#### [Your objective]
Compute how many lines in the entries below include the string "title". Only the number is wanted.

#### [Material provided]
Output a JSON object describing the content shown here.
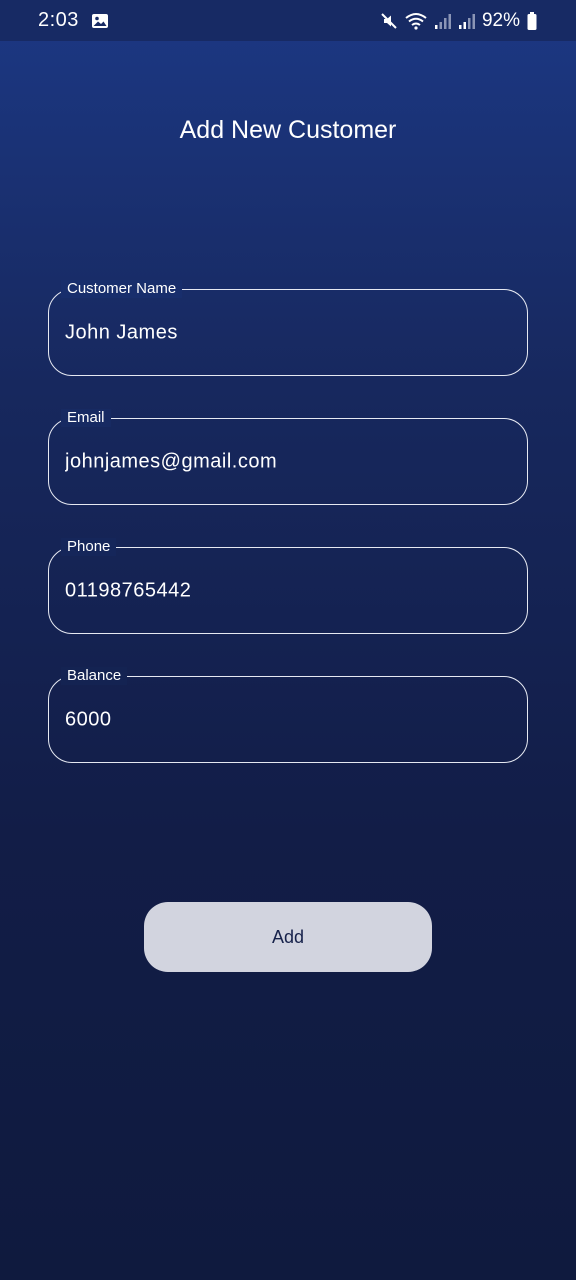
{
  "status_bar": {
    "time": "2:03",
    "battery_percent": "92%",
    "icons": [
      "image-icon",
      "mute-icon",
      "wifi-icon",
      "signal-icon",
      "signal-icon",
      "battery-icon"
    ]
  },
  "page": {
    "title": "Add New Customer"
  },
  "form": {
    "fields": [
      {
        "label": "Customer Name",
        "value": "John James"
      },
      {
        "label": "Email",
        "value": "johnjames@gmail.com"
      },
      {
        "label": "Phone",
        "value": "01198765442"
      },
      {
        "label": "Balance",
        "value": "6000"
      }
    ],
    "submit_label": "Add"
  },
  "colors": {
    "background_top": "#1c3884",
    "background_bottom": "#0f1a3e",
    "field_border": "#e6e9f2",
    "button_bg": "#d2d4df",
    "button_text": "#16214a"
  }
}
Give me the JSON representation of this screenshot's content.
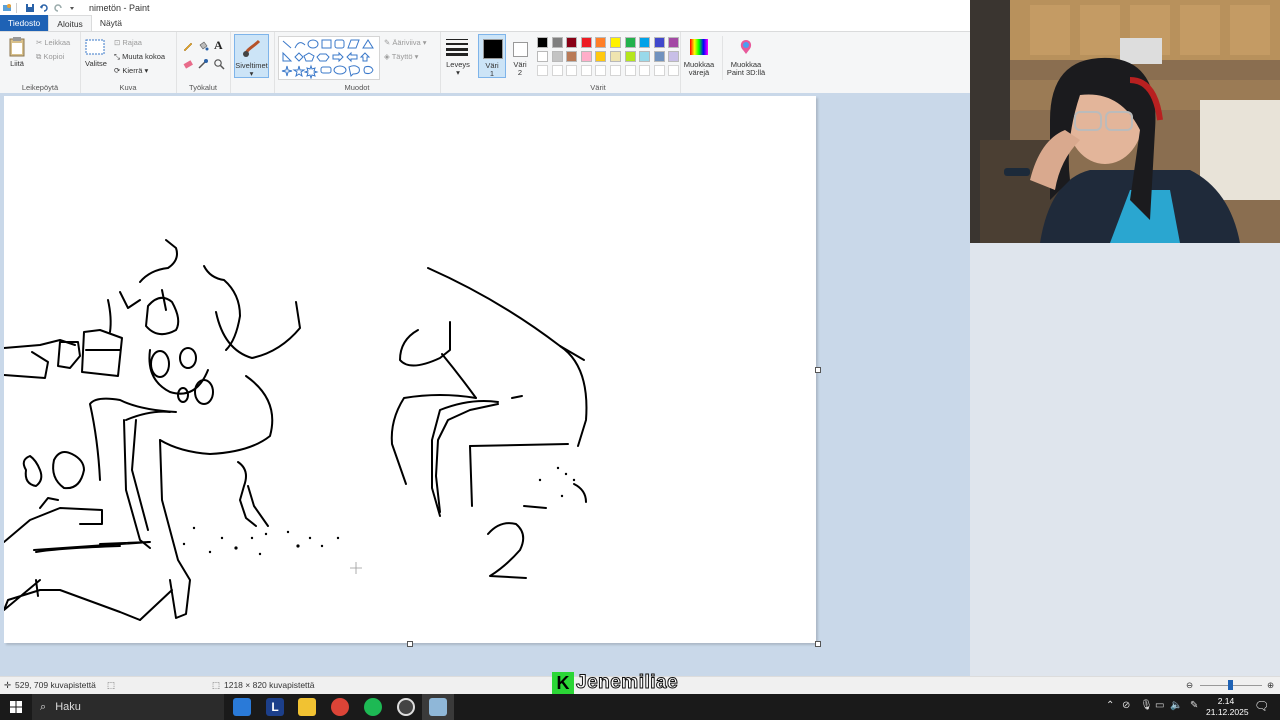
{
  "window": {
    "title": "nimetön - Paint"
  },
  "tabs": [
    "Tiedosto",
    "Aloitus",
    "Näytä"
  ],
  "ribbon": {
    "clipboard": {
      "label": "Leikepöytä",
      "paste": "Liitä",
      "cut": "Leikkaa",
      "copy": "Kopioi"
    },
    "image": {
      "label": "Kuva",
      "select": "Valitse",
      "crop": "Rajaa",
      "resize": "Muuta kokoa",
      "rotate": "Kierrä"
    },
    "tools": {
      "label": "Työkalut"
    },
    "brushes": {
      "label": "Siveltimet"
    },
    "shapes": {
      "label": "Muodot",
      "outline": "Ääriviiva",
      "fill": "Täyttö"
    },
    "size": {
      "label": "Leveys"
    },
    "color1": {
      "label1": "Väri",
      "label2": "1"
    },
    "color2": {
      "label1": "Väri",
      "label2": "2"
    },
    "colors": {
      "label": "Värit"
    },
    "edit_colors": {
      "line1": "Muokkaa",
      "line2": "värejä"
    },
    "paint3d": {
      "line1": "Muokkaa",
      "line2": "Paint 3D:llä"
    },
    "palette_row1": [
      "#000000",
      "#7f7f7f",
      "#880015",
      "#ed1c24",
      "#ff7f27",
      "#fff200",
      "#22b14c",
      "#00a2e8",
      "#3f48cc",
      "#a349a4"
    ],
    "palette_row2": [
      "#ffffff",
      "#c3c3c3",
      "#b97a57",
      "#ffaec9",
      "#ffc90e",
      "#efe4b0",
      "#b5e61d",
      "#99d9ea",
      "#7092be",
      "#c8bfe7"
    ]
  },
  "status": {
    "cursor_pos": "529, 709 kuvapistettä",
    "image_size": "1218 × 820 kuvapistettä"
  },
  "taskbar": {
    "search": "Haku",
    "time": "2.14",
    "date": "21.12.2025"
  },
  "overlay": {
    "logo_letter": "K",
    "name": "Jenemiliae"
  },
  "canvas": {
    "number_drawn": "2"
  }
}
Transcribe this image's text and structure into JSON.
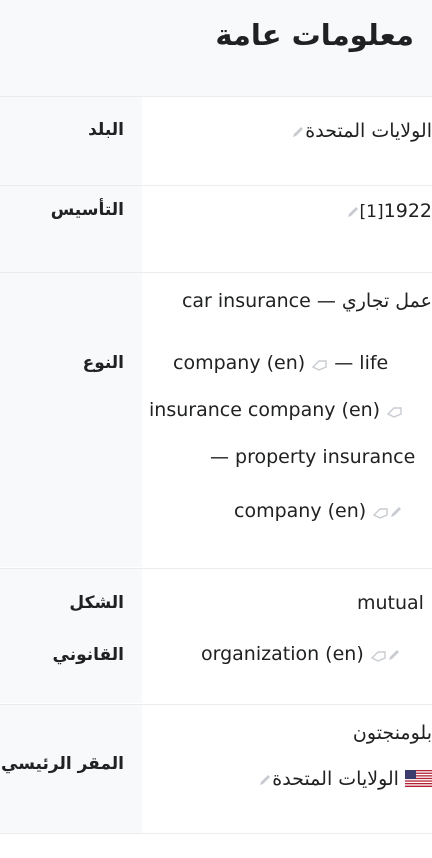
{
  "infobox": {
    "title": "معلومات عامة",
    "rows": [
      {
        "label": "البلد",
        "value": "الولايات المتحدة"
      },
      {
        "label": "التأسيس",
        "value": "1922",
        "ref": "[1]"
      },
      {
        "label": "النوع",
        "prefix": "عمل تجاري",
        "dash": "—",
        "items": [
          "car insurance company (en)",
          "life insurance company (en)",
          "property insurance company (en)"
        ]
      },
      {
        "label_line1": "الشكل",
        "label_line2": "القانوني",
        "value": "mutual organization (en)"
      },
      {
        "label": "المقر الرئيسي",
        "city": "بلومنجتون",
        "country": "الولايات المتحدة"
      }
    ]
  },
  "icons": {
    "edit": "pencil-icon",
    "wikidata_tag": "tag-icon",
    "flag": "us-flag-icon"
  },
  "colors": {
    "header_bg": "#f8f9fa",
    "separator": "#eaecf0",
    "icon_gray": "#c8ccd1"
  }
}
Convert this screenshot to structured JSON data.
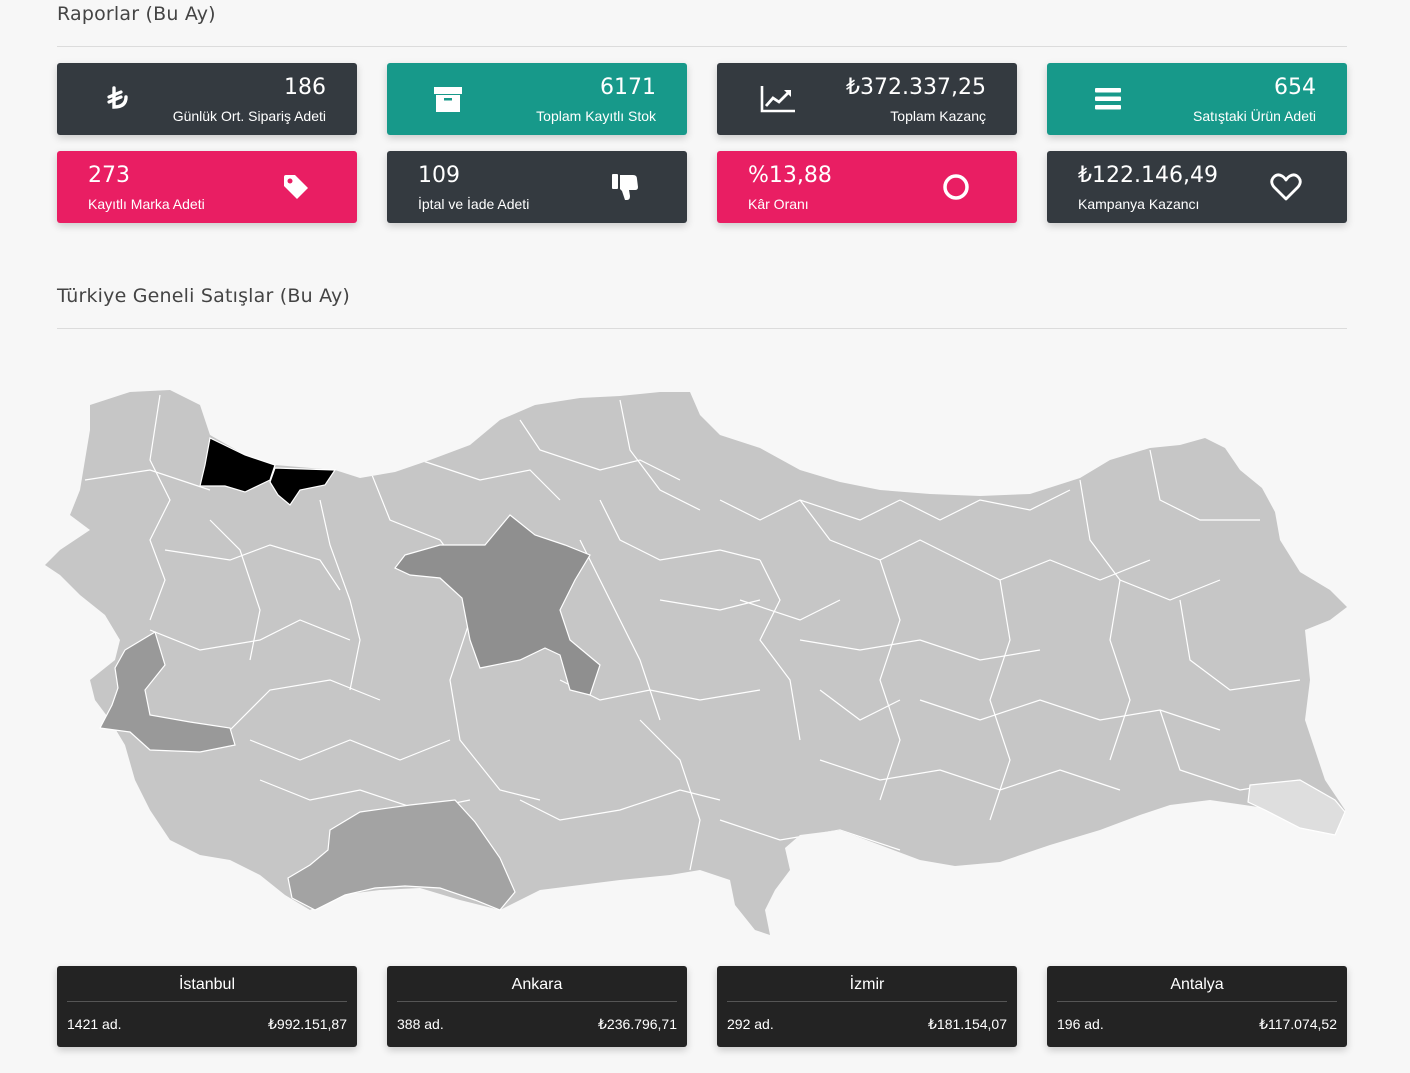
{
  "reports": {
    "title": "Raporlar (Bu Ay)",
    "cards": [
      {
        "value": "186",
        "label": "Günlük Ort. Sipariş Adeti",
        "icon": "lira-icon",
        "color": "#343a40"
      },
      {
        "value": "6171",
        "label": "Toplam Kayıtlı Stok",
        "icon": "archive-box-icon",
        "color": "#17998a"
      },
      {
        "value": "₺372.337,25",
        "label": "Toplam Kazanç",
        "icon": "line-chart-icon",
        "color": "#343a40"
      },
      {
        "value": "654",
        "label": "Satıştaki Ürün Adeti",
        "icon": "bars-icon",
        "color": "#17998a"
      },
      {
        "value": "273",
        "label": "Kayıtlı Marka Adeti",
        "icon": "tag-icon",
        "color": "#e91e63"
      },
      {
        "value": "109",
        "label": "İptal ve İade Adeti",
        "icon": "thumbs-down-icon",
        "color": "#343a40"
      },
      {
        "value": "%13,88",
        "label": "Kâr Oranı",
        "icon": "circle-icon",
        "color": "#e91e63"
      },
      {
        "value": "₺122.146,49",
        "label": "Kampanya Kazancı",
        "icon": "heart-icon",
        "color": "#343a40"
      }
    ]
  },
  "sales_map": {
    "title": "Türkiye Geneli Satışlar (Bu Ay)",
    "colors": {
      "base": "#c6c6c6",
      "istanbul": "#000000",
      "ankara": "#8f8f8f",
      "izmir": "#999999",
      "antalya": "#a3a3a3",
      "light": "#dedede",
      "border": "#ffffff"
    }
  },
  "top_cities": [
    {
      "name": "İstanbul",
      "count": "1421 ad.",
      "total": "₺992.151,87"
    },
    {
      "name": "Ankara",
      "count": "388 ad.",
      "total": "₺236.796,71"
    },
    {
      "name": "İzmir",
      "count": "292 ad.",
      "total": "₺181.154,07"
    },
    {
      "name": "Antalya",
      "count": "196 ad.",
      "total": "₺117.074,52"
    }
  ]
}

#### [Result of the task]
5